In the heart of Kumasi lies Ghana’s bistro capital. Bantama hosts a daily night carnival. After dusk, shops close, shop fronts clear, and seats and tables are set. Bars and pubs open. Drink and meat freely flow. Men and women pour into the streets in brightly coloured clothes.
We espied a guy in a custard-coloured suit and hat, and another all in scarlet. Many a young man streaks a medium, white towel out of his back pocket, almost scything the street. Many a woman spikes school-rules, short, natural hair. They leave their inflated bosoms fairly out to treat, and swim from sidewalk to sidewalk in miniskirts or hugging jeans. The more mature males don hats from far-flung cultures.
We were touring for the famous British Pub. Legend has all the city capos haunting it at night. We cruised through many connecting streets. We did not find the pub. I asked a kebab boy. For “British Pub” he heard “Spar”. Between horror and suppressed snicker, I did not resist the urge to ask if he had Cane-Rat kebab.
A cabbie stopped to help.
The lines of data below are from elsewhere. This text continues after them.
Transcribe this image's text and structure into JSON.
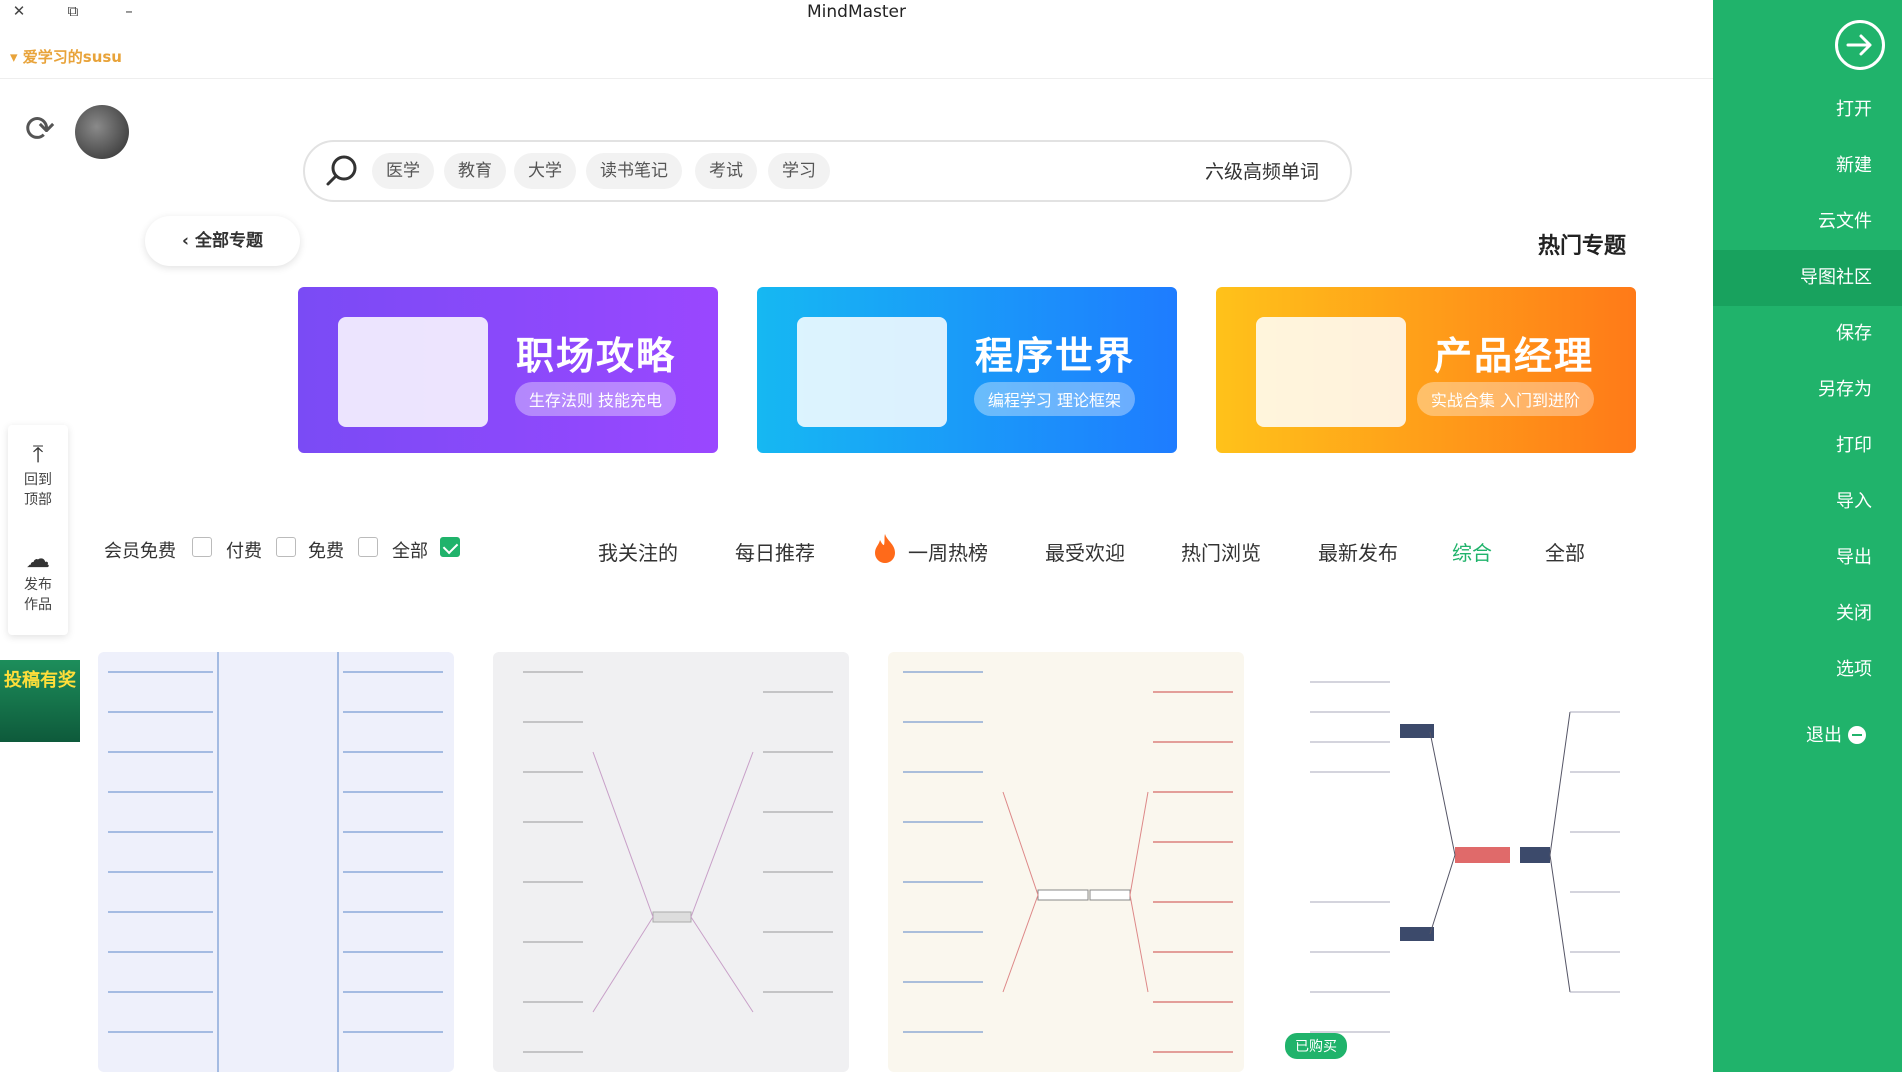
{
  "window": {
    "title": "MindMaster",
    "controls": [
      "✕",
      "⧉",
      "–"
    ]
  },
  "header": {
    "username": "爱学习的susu",
    "username_arrow": "▾"
  },
  "sidebar": {
    "open_icon": "arrow-right-circle-icon",
    "items": [
      {
        "label": "打开"
      },
      {
        "label": "新建"
      },
      {
        "label": "云文件"
      },
      {
        "label": "导图社区",
        "active": true
      },
      {
        "label": "保存"
      },
      {
        "label": "另存为"
      },
      {
        "label": "打印"
      },
      {
        "label": "导入"
      },
      {
        "label": "导出"
      },
      {
        "label": "关闭"
      },
      {
        "label": "选项"
      },
      {
        "label": "退出",
        "icon": "minus-circle-icon"
      }
    ],
    "bg_color": "#20b36b"
  },
  "search": {
    "query": "六级高频单词",
    "tags": [
      "学习",
      "考试",
      "读书笔记",
      "大学",
      "教育",
      "医学"
    ]
  },
  "hot_topics": {
    "title": "热门专题",
    "all_button": "全部专题",
    "banners": [
      {
        "title": "产品经理",
        "subtitle": "实战合集 入门到进阶"
      },
      {
        "title": "程序世界",
        "subtitle": "编程学习 理论框架"
      },
      {
        "title": "职场攻略",
        "subtitle": "生存法则 技能充电"
      }
    ]
  },
  "filters": {
    "tabs": [
      {
        "label": "全部"
      },
      {
        "label": "综合",
        "active": true
      },
      {
        "label": "最新发布"
      },
      {
        "label": "热门浏览"
      },
      {
        "label": "最受欢迎"
      },
      {
        "label": "一周热榜"
      },
      {
        "label": "每日推荐"
      },
      {
        "label": "我关注的"
      }
    ],
    "price": [
      {
        "label": "全部",
        "checked": true
      },
      {
        "label": "免费",
        "checked": false
      },
      {
        "label": "付费",
        "checked": false
      },
      {
        "label": "会员免费",
        "checked": false
      }
    ]
  },
  "float_tools": {
    "top_label": "回到顶部",
    "publish_label": "发布作品"
  },
  "promo": {
    "text": "投稿有奖"
  },
  "cards": {
    "badge": "已购买"
  }
}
He acquired a fatuous frown, and said he did not know the “Parrrrrrr”. We sullenly settled for the “Soul Bar”. It did not have half the soul its name promised. It is a hatchery for fat, blood-sucking mozzies, and a flower/sewer garden.
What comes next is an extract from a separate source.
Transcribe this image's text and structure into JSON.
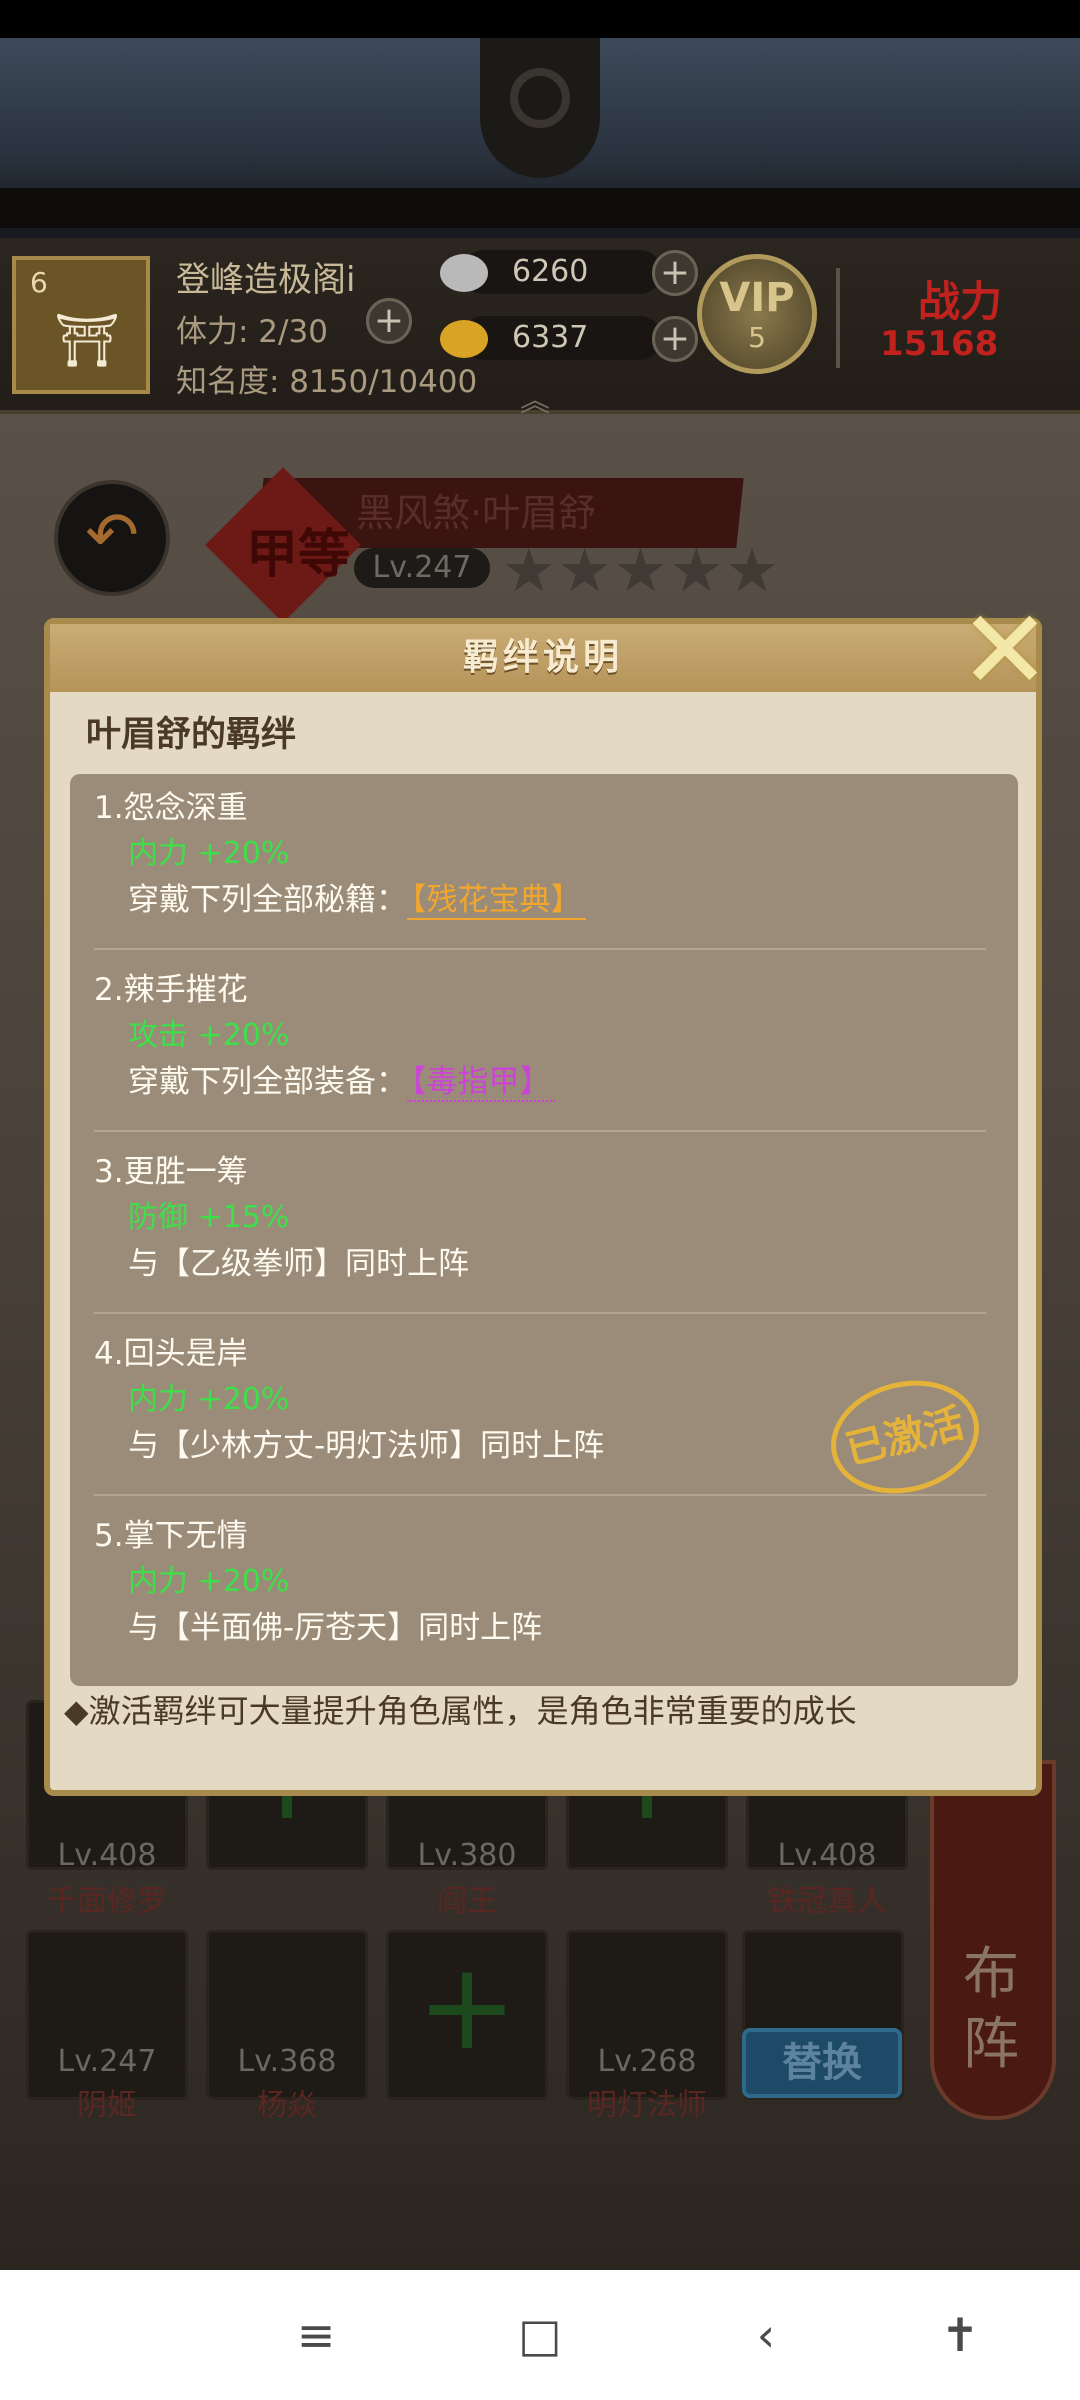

Bantama is a street. Bantama is a scene. Bantama is a curious crowd. Bantama is musical. Bantama is the heartbeat of Kumasi at night. The name “Bantama” suffers from the ugliness of English spelling. I gather it should properly be spelt something like Baantoma.